I am not certain I understand but if you select the object with a selection tool and look at the control panel at the top of your screen under the menus there is a h and w fields for height and width.
There is also info panel.
That works for height and width. I suppose if I kept rotating the object I could keep changing the height until it fit. Maybe I can be clearer. A 3" x 4" rectangle has a maximum height (or width) of 4". But it will not fit inside a circle with a 4" diameter. If you rotate the rectangle 45°, it now has a width of 4.9498" and a height of 4.9497".
Irregular shapes (the one I'm working with is the outline of a padlock) are much more difficult to check/adjust. I want to find a way to make sure any measurement across the object, regardless of rotation, is 4".
For a rectangle you can do it like this:
Snap a ruler guide to one of the corners.
With the rotate centre on that corner, rotate the rectangle so that its opposite corner snaps to the guide.
Now you will see that the rectangle's bounding box has enlarged to the length of the diagonal.
Read off the dimensions from the Info panel and you've got the size of a circumscribed circle.
You can use this same priciple for other shapes too.
Pretty much the same.
Rotate the padlock so that the diagonal (bottom left to top right) becomes vertical and then read off the dimensions in Info.
In this case it depends a bit how accurate your measurements need to be.
One way avoiding rotation would be to apply the Line Segment Tool and:
1) Click the most obvious outermost part, in this case within the lower left hindmost corner part;
2) Drag and find the spot on the shackle where the line segment is longest and let go;
3) Use the Filter>Telegraphics>Path area or Path length to see the length.
The filters can be downloaded here: http://www.telegraphics.com.au/sw/
If you want a circle, you may Object>Path>Add Anchor Points and use that as centre, or in newer version (you can probably) just rotate the line.
Draw a circle of any size.
Position it over the artwork.
Proportionally scale the circle and reposition it until it "circumscribes" the artwork the way you want. (The meaning of "circumscribe" is ambiguous, depnding on the artwork.)
Select both the circle and the artwork.
Make sure the Proportional link between the height and width fields is turned on.
Key the desired diameter into either the height or width field.
1 person found this helpful
Brilliant! The OP should mark this answered so we can all find it again.
Okay, that answer borders on abuse of the forum. If the actual answer to any post on here is "draw a circle", we need a very stringent screening process for access.
Wade, you get a "helpful answer" just for being the first one to crack wise about that post.
1 person found this helpful
I can't tell if you are trying to be cute, sarchastic, facetious, or some combination. But just in case you are actually serious in your derision of my post:

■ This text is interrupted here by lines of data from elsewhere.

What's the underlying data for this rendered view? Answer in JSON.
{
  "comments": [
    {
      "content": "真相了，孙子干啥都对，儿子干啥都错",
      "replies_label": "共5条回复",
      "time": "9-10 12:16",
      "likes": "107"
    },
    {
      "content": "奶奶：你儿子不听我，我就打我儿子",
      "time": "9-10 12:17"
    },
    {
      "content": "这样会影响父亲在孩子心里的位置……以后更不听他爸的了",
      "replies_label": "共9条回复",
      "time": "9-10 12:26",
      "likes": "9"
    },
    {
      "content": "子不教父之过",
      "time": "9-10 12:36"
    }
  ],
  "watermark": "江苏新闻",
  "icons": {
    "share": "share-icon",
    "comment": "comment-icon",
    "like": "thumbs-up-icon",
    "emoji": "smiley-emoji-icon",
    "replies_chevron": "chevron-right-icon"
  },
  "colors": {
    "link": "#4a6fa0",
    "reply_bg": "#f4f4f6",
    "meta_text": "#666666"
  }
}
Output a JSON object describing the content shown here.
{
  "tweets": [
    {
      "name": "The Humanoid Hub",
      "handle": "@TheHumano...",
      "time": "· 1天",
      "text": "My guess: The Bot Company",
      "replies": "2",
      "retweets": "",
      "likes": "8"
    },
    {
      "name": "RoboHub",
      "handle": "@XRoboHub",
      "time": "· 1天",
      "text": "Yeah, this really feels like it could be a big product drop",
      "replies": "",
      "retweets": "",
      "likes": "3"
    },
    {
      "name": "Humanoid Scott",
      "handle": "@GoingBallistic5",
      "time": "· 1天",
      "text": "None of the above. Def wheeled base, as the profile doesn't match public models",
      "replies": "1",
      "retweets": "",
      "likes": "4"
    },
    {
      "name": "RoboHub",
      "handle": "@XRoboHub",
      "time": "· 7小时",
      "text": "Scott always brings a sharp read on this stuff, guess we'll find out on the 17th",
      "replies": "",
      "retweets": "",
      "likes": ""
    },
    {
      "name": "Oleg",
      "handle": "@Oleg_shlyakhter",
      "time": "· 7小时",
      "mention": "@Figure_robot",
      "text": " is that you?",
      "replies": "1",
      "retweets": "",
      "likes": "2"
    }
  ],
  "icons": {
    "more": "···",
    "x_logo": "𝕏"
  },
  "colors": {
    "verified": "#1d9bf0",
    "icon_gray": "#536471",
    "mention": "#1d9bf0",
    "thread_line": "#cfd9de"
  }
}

You said your goal was to "circumscribe" an irregular shape. We know from geometry that any given three points (or a regular polygon, or a rectangle) have one circumcircle. But an "irregular shape" (an irregular polygon) will not. So you have to choose which points on the extrema of the polygon you want to circumscribe, because, while you can circumscribe up to three, in most cases, you can't circumscrbe all.
Regardless, the technique suggested is a practical and useful one. It is one of several commonly-used practices to use a circle or other ellipse as a measuring tool in an environment (like Illustrator and other drawing programs) that is near-tyrannically oriented to mere horizontal and vertical axes.
Said another way: The minimum bounding circle (the smallest circle which will enclose a given irregular polygon), which is what you really seem to be trying to achieve, is not a simple matter of knowing the greatest distance across the polygon. It may be that simple, but only if none of the other points on the polygon form an accute angle with the two points of your "greatest distance across." But even given that, from a graphics viewpoint, the minimum bounding circle is quite likely not what you want, because as often as not, the enclosed polygon will not be visually centered (as demonstrated in my second post).
My apologies to JET and the members of the forum for my too quick response to JET's post early in this discussion. I jumped to conclusions and replied out of frustration. I appreciate JET's answers and, after reading through them, I realize that the problem is far more difficult than I initially thought and that, in true application of Occam's Razor, his method is actually the most practical. Thank you, JET, for your input and patience.
All's well that ends well.
BTW, I was not making a wise crack but did not want to fuel
an uncomfortable exchange.
It seems to have worked out really well. James has a website that
offers some interesting and very useful scripts.
You might visit it now that you know how clever he is.